Partnership with DPR Korea's Ministry of Agriculture
Agricultural production in DPR Korea is low, resulting in food shortages and the need for international aid. Ensuring food security is a priority for the government. We have helped the newly-established Department of Plant Protection to sustainably improve agricultural production by optimizing its ability to develop and implement plant protection strategies. We have enhanced their operational capacity, improved access to knowledge and facilitated interactions with international counterparts.
So, what’s the problem
As agricultural production in DPR Korea is low, food shortages are a common occurrence and international aid is often required. So, ensuring food security is a priority for the government. Consequently sustainable crop production is receiving attention and support from the Ministry of Agriculture (MoA) which recently established a national Department of Plant Protection (MoA-DoPP).
Pest outbreaks are a major challenge to crop production. Dealing with them effectively and sustainably requires an integrated approach. However, IPM options are often unavailable, leaving pests either uncontrolled or controlled using broad spectrum pesticides.

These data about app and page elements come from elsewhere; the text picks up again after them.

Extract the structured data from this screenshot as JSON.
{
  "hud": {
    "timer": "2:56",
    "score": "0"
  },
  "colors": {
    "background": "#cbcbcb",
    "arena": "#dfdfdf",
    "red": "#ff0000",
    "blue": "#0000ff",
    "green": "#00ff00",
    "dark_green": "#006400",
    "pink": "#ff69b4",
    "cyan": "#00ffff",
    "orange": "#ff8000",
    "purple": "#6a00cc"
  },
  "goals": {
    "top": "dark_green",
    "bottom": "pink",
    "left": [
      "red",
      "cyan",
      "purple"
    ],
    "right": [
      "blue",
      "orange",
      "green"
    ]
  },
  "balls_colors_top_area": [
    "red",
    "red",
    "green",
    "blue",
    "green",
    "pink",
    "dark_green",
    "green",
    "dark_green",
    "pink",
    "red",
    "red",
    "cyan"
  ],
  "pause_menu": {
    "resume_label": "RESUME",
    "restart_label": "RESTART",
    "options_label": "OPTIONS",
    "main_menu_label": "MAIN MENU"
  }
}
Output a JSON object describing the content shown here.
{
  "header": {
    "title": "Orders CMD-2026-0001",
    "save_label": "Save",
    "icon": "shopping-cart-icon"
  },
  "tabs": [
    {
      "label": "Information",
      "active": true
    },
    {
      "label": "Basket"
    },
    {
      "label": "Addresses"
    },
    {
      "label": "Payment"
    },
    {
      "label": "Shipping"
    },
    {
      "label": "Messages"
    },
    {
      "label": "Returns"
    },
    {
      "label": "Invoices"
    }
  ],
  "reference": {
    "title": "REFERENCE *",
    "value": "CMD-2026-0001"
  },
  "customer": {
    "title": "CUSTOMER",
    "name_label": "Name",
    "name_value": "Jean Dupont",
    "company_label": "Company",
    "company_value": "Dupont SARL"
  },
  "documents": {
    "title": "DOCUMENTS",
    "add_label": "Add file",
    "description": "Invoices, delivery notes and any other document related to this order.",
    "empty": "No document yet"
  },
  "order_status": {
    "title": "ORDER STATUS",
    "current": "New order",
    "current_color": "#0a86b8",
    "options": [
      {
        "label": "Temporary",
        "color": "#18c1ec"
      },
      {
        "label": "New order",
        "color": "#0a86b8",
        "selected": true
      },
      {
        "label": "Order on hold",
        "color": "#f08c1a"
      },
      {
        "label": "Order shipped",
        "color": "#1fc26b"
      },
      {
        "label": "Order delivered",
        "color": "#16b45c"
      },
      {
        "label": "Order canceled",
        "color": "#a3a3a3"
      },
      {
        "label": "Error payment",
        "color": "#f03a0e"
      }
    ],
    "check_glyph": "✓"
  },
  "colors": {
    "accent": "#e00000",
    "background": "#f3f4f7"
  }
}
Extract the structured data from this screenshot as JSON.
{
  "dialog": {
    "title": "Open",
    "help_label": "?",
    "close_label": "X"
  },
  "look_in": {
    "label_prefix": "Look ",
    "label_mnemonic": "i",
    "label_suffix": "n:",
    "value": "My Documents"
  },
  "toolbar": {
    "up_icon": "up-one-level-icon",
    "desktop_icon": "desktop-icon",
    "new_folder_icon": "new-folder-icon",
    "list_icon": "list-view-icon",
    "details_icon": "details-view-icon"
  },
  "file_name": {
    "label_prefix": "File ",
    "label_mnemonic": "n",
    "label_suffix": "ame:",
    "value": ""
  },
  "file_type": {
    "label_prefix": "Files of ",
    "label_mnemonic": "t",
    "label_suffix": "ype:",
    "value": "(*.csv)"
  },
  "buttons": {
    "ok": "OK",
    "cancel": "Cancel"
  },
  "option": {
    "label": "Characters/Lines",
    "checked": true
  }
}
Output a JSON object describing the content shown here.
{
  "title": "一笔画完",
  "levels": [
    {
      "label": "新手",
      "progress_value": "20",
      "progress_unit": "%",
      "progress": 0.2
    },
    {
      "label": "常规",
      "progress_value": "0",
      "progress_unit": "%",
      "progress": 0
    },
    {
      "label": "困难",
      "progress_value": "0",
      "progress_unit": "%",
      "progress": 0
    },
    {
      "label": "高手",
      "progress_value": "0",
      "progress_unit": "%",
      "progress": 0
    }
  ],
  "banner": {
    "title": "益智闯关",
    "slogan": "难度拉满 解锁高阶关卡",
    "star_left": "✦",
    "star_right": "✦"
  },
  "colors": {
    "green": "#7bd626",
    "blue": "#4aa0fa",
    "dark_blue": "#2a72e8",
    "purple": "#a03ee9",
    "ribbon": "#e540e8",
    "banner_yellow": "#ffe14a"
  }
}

So, in order to optimize crop yields and safeguard human, animal and environmental health, farmers need to implement appropriate management strategies for existing pests and manage newly-introduced pests.
Up until now there has been no central Department of Plant Protection in DPR Korea, with pest management and agricultural production falling to a number of different departments, none of which had the necessary authority to influence and improve the nation’s plant protection and agricultural production.
What is this project doing?
The recent establishment of the MoA-DoPP is a significant step-forward for DPR Korea, further enabling it to prevent or minimize crop losses and thus boost agricultural production. The project is supporting the newly established MoA-DoPP’s efforts to address food security challenges by enhancing its institutional and technical capacity, including its ability to collaborate on a national and international level. In particular focusing on its role as a national plant protection organization (NPPO).
Due to a combination of issues the MoA-DoPP is not yet functioning effectively. Its new officers lack experience, access to information resources, contact with other institutions in DPR Korea and internationally and need support to influence and implement basic plant protection approaches, including pest surveillance, pest risk analysis and ensure appropriate use of pesticides.
The initial focus was on reviewing the organizational structure and operational capacity. This was followed by enhancing the technical knowledge and capacity to enable the MoA-DoPP to improve phytosanitary and pesticide management procedures.
Promoting exchange and collaboration on an international basis was also consistently addressed throughout the project. International contact allowed the department to learn from the experiences of other countries. The capacity to network on a national basis also enabled the MoA-DoPP to support local authorities, extension personnel and cooperative farms.
The project facilitated visits to other international plant protection departments. This expanded the MoA-DoPP`s professional contacts, allowing them to explore different models and gather information (eg. legislation, policies and best agricultural practices surrounding pest management).
A major focus was the review of the institutional set-up within MoA-DoPP. A series of stakeholder interviews were carried out nationally, reviewing current needs and expectations as regards plant protection. This information, with that gathered during the study tours, and a SWOT analysis of MoA-DoPP, was used to review and update the mandate, objectives and terms of reference of MoA-DoPP.
Improvements were made to the operational capacity and internal communication infrastructure within MoA and MoA-DoPP. The new infrastructure enhances the MoA-DoPP’s ability to network on a national basis, enabling it to support target groups such as: local authorities, extension personnel and cooperative farms.
In addition, access to information is being improved by identifying and collating information materials. Staff were also given access international databases and compendia. A pest identification book was developed and 700 copies distributed. ‘Pest Management Decision Guides’ have also been developed for farmers to help them decide when and how to control key pests. 1,250 copies were printed and distributed to co-farms.
To improve the safe use of pesticides, the current pesticide management system was reviewed in relation to international conventions and we jointly developed a certification and training scheme and a handbook for Pesticide Spray Operators. 4,000 copies of the handbook were printed and distributed to co-farms.
We also reviewed the NPPO’s national and international roles and responsibilities regarding sanitary and phytosanitary requirements and provided training workshops on the IPPC, International Standards for Phytosanitary Management (ISPMs) and on Pest Risk Analysis (PRA).To further strengthen the knowledge in this area, MoA-DoPP representatives formed part of the countries’ delegation to the IPPC- Commission on Phytosanitary Measures held in Rome, Italy.
Our aim was to strengthen the capacity of the MoA-DoPP to improve plant protection. This in turn will enable the nation’s 3,000 cooperative farms to improve agricultural production, for the ultimate benefit of the farmers, farming communities and other consumers across DPR Korea.
Directorate General for Development Cooperation
Ministry of Agriculture, DPR Korea